*GOAL OF THE EXERCISE:* In the records that follow, show each line where the word "none" is present.

"""

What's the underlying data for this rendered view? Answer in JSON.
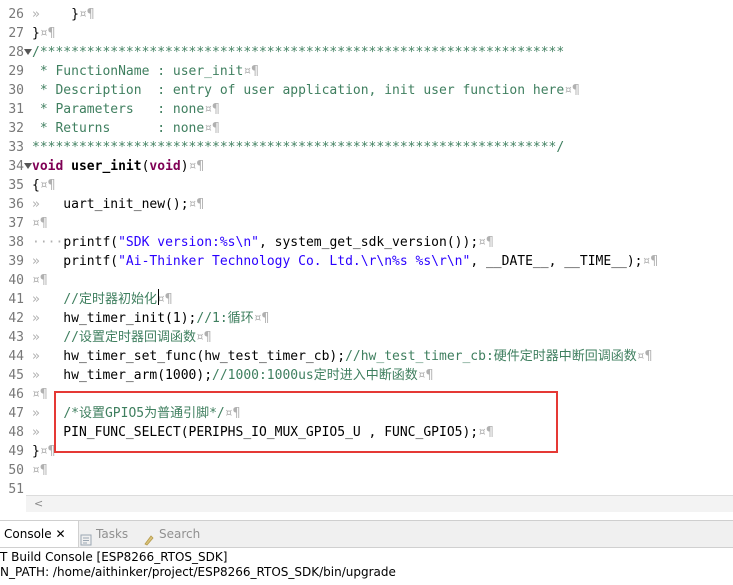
{
  "editor": {
    "lines": [
      {
        "n": "26",
        "fold": false,
        "html": "<span class=\"ws\">»</span>    }<span class=\"ws\">¤¶</span>"
      },
      {
        "n": "27",
        "fold": false,
        "html": "}<span class=\"ws\">¤¶</span>"
      },
      {
        "n": "28",
        "fold": true,
        "html": "<span class=\"cm\">/*******************************************************************</span>"
      },
      {
        "n": "29",
        "fold": false,
        "html": "<span class=\"cm\"> * FunctionName : user_init</span><span class=\"ws\">¤¶</span>"
      },
      {
        "n": "30",
        "fold": false,
        "html": "<span class=\"cm\"> * Description  : entry of user application, init user function here</span><span class=\"ws\">¤¶</span>"
      },
      {
        "n": "31",
        "fold": false,
        "html": "<span class=\"cm\"> * Parameters   : none</span><span class=\"ws\">¤¶</span>"
      },
      {
        "n": "32",
        "fold": false,
        "html": "<span class=\"cm\"> * Returns      : none</span><span class=\"ws\">¤¶</span>"
      },
      {
        "n": "33",
        "fold": false,
        "html": "<span class=\"cm\">*******************************************************************/</span>"
      },
      {
        "n": "34",
        "fold": true,
        "html": "<span class=\"kw\">void</span> <span class=\"fn\">user_init</span>(<span class=\"kw\">void</span>)<span class=\"ws\">¤¶</span>"
      },
      {
        "n": "35",
        "fold": false,
        "html": "{<span class=\"ws\">¤¶</span>"
      },
      {
        "n": "36",
        "fold": false,
        "html": "<span class=\"ws\">»</span>   uart_init_new();<span class=\"ws\">¤¶</span>"
      },
      {
        "n": "37",
        "fold": false,
        "html": "<span class=\"ws\">¤¶</span>"
      },
      {
        "n": "38",
        "fold": false,
        "html": "<span class=\"ws\">····</span>printf(<span class=\"str\">\"SDK version:%s\\n\"</span>, system_get_sdk_version());<span class=\"ws\">¤¶</span>"
      },
      {
        "n": "39",
        "fold": false,
        "html": "<span class=\"ws\">»</span>   printf(<span class=\"str\">\"Ai-Thinker Technology Co. Ltd.\\r\\n%s %s\\r\\n\"</span>, __DATE__, __TIME__);<span class=\"ws\">¤¶</span>"
      },
      {
        "n": "40",
        "fold": false,
        "html": "<span class=\"ws\">¤¶</span>"
      },
      {
        "n": "41",
        "fold": false,
        "html": "<span class=\"ws\">»</span>   <span class=\"cm\">//定时器初始化</span><span class=\"ws\">¤¶</span>"
      },
      {
        "n": "42",
        "fold": false,
        "html": "<span class=\"ws\">»</span>   hw_timer_init(1);<span class=\"cm\">//1:循环</span><span class=\"ws\">¤¶</span>"
      },
      {
        "n": "43",
        "fold": false,
        "html": "<span class=\"ws\">»</span>   <span class=\"cm\">//设置定时器回调函数</span><span class=\"ws\">¤¶</span>"
      },
      {
        "n": "44",
        "fold": false,
        "html": "<span class=\"ws\">»</span>   hw_timer_set_func(hw_test_timer_cb);<span class=\"cm\">//hw_test_timer_cb:硬件定时器中断回调函数</span><span class=\"ws\">¤¶</span>"
      },
      {
        "n": "45",
        "fold": false,
        "html": "<span class=\"ws\">»</span>   hw_timer_arm(1000);<span class=\"cm\">//1000:1000us定时进入中断函数</span><span class=\"ws\">¤¶</span>"
      },
      {
        "n": "46",
        "fold": false,
        "html": "<span class=\"ws\">¤¶</span>"
      },
      {
        "n": "47",
        "fold": false,
        "html": "<span class=\"ws\">»</span>   <span class=\"cm\">/*设置GPIO5为普通引脚*/</span><span class=\"ws\">¤¶</span>"
      },
      {
        "n": "48",
        "fold": false,
        "html": "<span class=\"ws\">»</span>   PIN_FUNC_SELECT(PERIPHS_IO_MUX_GPIO5_U , FUNC_GPIO5);<span class=\"ws\">¤¶</span>"
      },
      {
        "n": "49",
        "fold": false,
        "html": "}<span class=\"ws\">¤¶</span>"
      },
      {
        "n": "50",
        "fold": false,
        "html": "<span class=\"ws\">¤¶</span>"
      },
      {
        "n": "51",
        "fold": false,
        "html": ""
      }
    ]
  },
  "scrollbar": {
    "left_arrow": "<"
  },
  "console": {
    "tabs": [
      {
        "label": "Console",
        "suffix": " ✕",
        "active": true
      },
      {
        "label": "Tasks",
        "suffix": "",
        "active": false
      },
      {
        "label": "Search",
        "suffix": "",
        "active": false
      }
    ],
    "title": "T Build Console [ESP8266_RTOS_SDK]",
    "path": "N_PATH: /home/aithinker/project/ESP8266_RTOS_SDK/bin/upgrade"
  },
  "colors": {
    "highlight_box": "#e53935",
    "keyword": "#7f0055",
    "string": "#2a00ff",
    "comment": "#3f7f5f"
  }
}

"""

*ANSWER:*
        "html": "<span class=\"cm\"> * Parameters   : none</span><span class=\"ws\">¤¶</span>"
        "html": "<span class=\"cm\"> * Returns      : none</span><span class=\"ws\">¤¶</span>"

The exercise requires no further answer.